We previously featured “Give Peace a Chance” by John Lennon on a Songs of Peace post. “Imagine” is arguably his greatest song with or without the Beatles, and certainly one of the most loved and most played songs of the 20th Century.
International Games Week @ Your Library was back at Lord Tweedsmuir Secondary after a two year hiatus. While Covid protocols forced us to hold a smaller event than in past years, it was still so very wonderful to bring students into the library to celebrate the fun and educational power of games. Thanks to all the teachers who brought their classes, and to all the student who participated with joy!
*Good OR sick OR groovy OR bussin’ OR rad OR lit OR awesome OR wicked OR choice OR brilliant OR fye OR gnarly OR capital OR fire OR neat OR magic OR cool OR jolly good OR da bomb OR swell OR whatever the latest word for good is. Take your pick.
On Remembrance Day we honour the memory of those Canadians who have fallen in war. We do not celebrate or glorify war, but we pay respect to those that have paid the terrible costs of war.
It is important to remember that Remembrance Day is not one of the those holidays that is just a chance for rest and recreation. Please take some time to reflect on what Remembrance Day is all about. On November 11th at 11:00 AM, plan to take some time to honour those that have died and those that have served. Whether you attend a ceremony in person, or check out the television coverage of the ceremony in Ottawa or other parts of Canada, take some time for Remembrance.
International Games Week is on at YOUR School Library. Here are a few of our favourite games. How many of these have you tried?
The original was introduced to the world as “The Settlers of Catan.” This game proved to be so popular it spawned many new versions and expansions, including Seafarers of Catan, Cities and Knights, and much much more. The rise of Catan was part of a resurgence in interest in board games after a decline in the video game era.
Monopoly is often the first game mentioned when people talk about board games. Monopoly was arguably the most dominant board game of the 20th Century and remains a cultural phenomenon that transcends the board game industry. While many modern game enthusiasts are rightly critical of many of the mechanics of Monopoly, the most common criticism, that the game takes far too long to play, is almost always because people don’t follow the official rules. In particular, “house rules” such as the collection of all taxes and penalties to a pot, which has been already seeded with $500, for those that land on Free Parking, serves to keep enough money in the game that it becomes incredibly difficult to bankrupt anyone, making the game go on for hours at a time.

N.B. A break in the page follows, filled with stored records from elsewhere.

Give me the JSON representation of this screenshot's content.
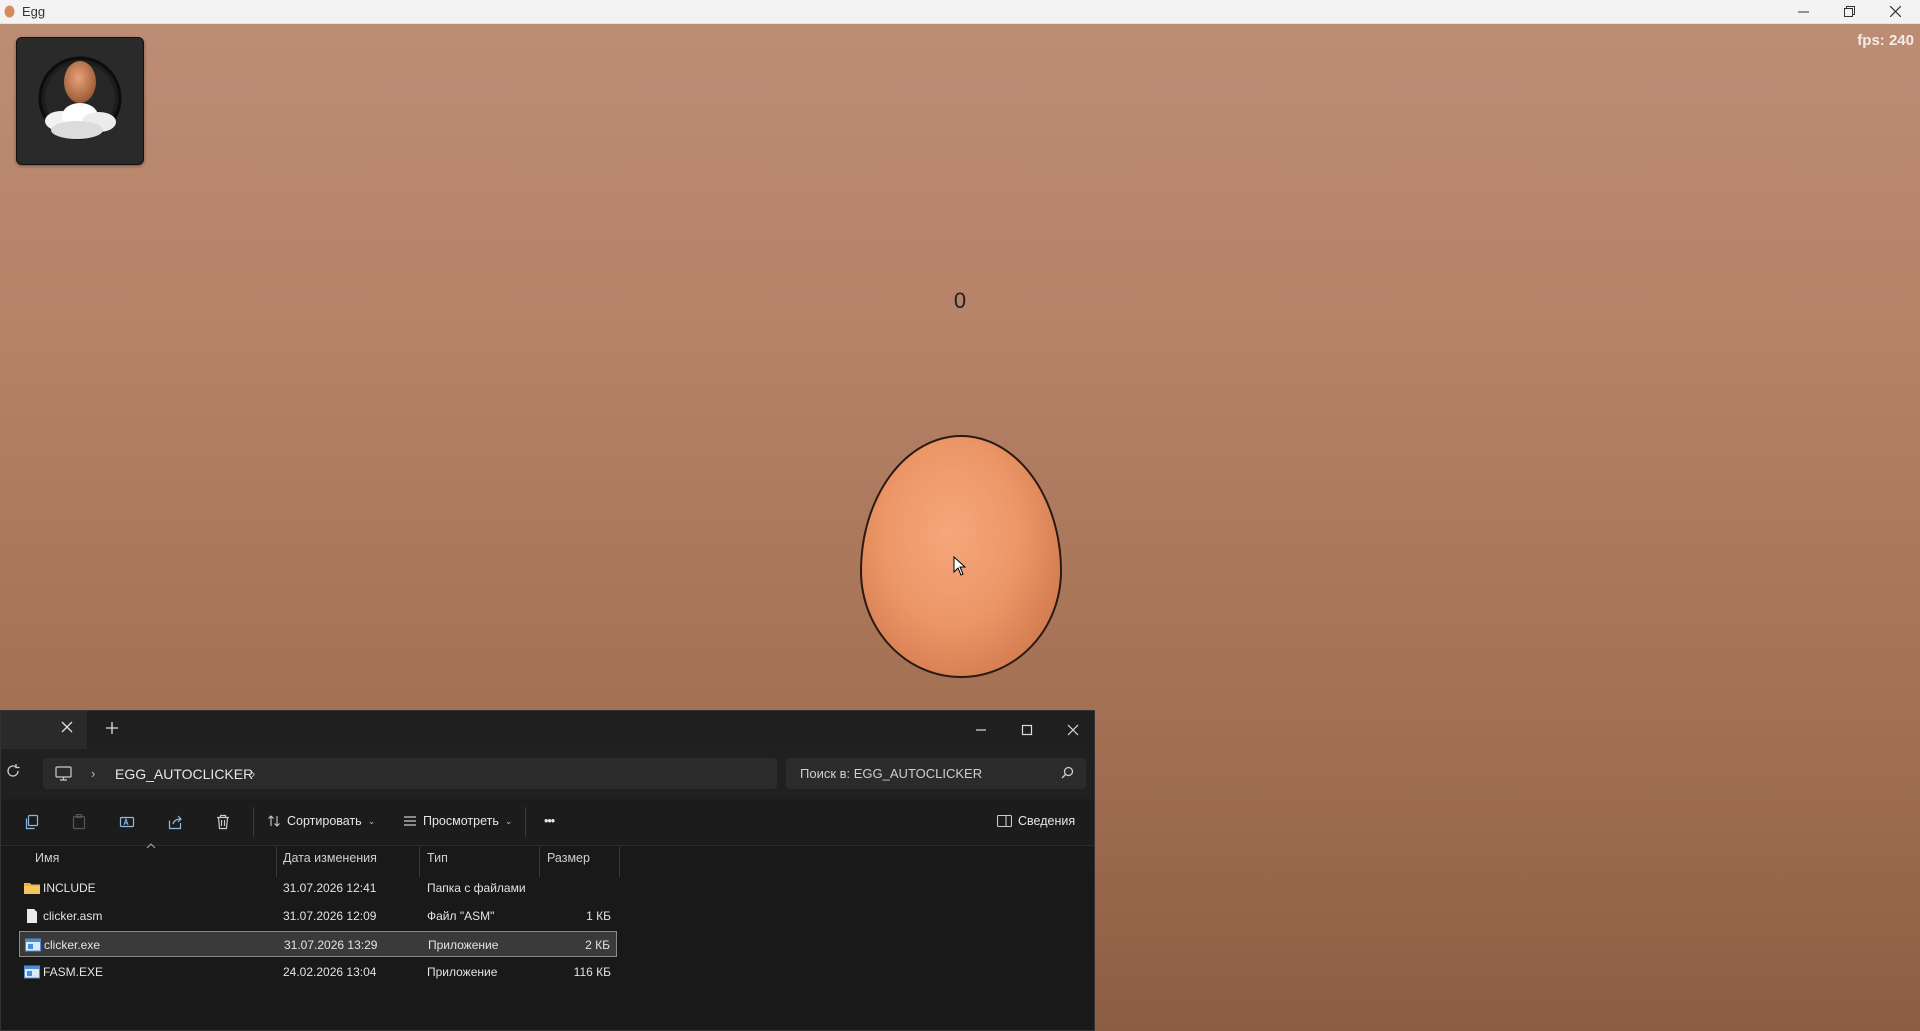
{
  "window": {
    "title": "Egg"
  },
  "game": {
    "fps_label": "fps: 240",
    "counter": "0"
  },
  "explorer": {
    "breadcrumb": "EGG_AUTOCLICKER",
    "search_placeholder": "Поиск в: EGG_AUTOCLICKER",
    "toolbar": {
      "sort_label": "Сортировать",
      "view_label": "Просмотреть",
      "more_label": "•••",
      "details_label": "Сведения"
    },
    "columns": {
      "name": "Имя",
      "modified": "Дата изменения",
      "type": "Тип",
      "size": "Размер"
    },
    "files": [
      {
        "name": "INCLUDE",
        "modified": "31.07.2026 12:41",
        "type": "Папка с файлами",
        "size": "",
        "icon": "folder-icon"
      },
      {
        "name": "clicker.asm",
        "modified": "31.07.2026 12:09",
        "type": "Файл \"ASM\"",
        "size": "1 КБ",
        "icon": "file-icon"
      },
      {
        "name": "clicker.exe",
        "modified": "31.07.2026 13:29",
        "type": "Приложение",
        "size": "2 КБ",
        "icon": "exe-icon",
        "selected": true
      },
      {
        "name": "FASM.EXE",
        "modified": "24.02.2026 13:04",
        "type": "Приложение",
        "size": "116 КБ",
        "icon": "exe-icon"
      }
    ]
  },
  "colors": {
    "egg": "#ec9667",
    "background": "#b78369",
    "explorer_bg": "#191919"
  }
}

If you follow the rules and keep play moving, a good game of Monopoly should be about an hour.
Unlike most other board games, chess has no elements of chance or “luck,” unless you consider it luck if your mistakes are left unpunished by worse mistakes from your opponent! With no dice rolls, card flips or other random elements, chess is considered to be the most pure game of skill amongst all board games. Chess requires concentration, strategic thinking, time management, pattern recognition, patience, spatial awareness and many other thinking skills and qualities.
Here are some more games of note. How many have you tried?
International Games Week @ Your Library is back at the LT School Library. “International Games Weekis an initiative run by volunteers from around the world to reconnect communities through their libraries around the educational, recreational, and social value of all types of games.” (games.ala.org) Join us as we celebrate the power of games with thousands of people in thousands of libraries all over the world.
The antiwar movement of the 1960s and early 1970’s focused on the American war in Vietnam and other parts of Southeast Asia. Many songs became forever associated with this era, perhaps none more so than “Give Peace a Chance.”
Although he was still a member of the Beatles, this was John Lennon’s first single released without the “Fab Four.” Originally the writing credits went to both Lennon and Paul McCartney, however later Lennon claimed that Yoko Ono deserved a credit, not Paul. The song was the musical highlight of the “Bed-In” of Lennon and Ono in Montreal in 1969. “Give Peace a Chance” would become what many consider to be the ultimate antiwar anthem.
Of course, many others will argue the ultimate antiwar anthem is John Lennon’s masterpiece, “Imagine.” Look for that in a future “Songs of Peace” post.
Come down to the School Library to check out our display of antiwar fiction. Our November focus is on Peace and such related concepts as peacekeepers, non-violence, antiwar movements, conscientious objectors, pacifists, and alternatives to war and violence. Antiwar fiction can take many forms, often trying to separate the myths from the realities of war, exposing the horrors of war and celebrating those that offer alternatives to violence.
Yes there will be adjustments for health and safety concerns. However, as best we can, with such measures as smaller groups, players more spread out, and all students and staff masked up, we are bringing back this awesome event this week in the school library.
Board games, table games, social games, party games– games live and in person!
“Veterans want Canadians to understand the price of freedom. They are passing the torch to the people of Canada, so the memory of their sacrifices will continue, and the values they fought for will live on in all of us.”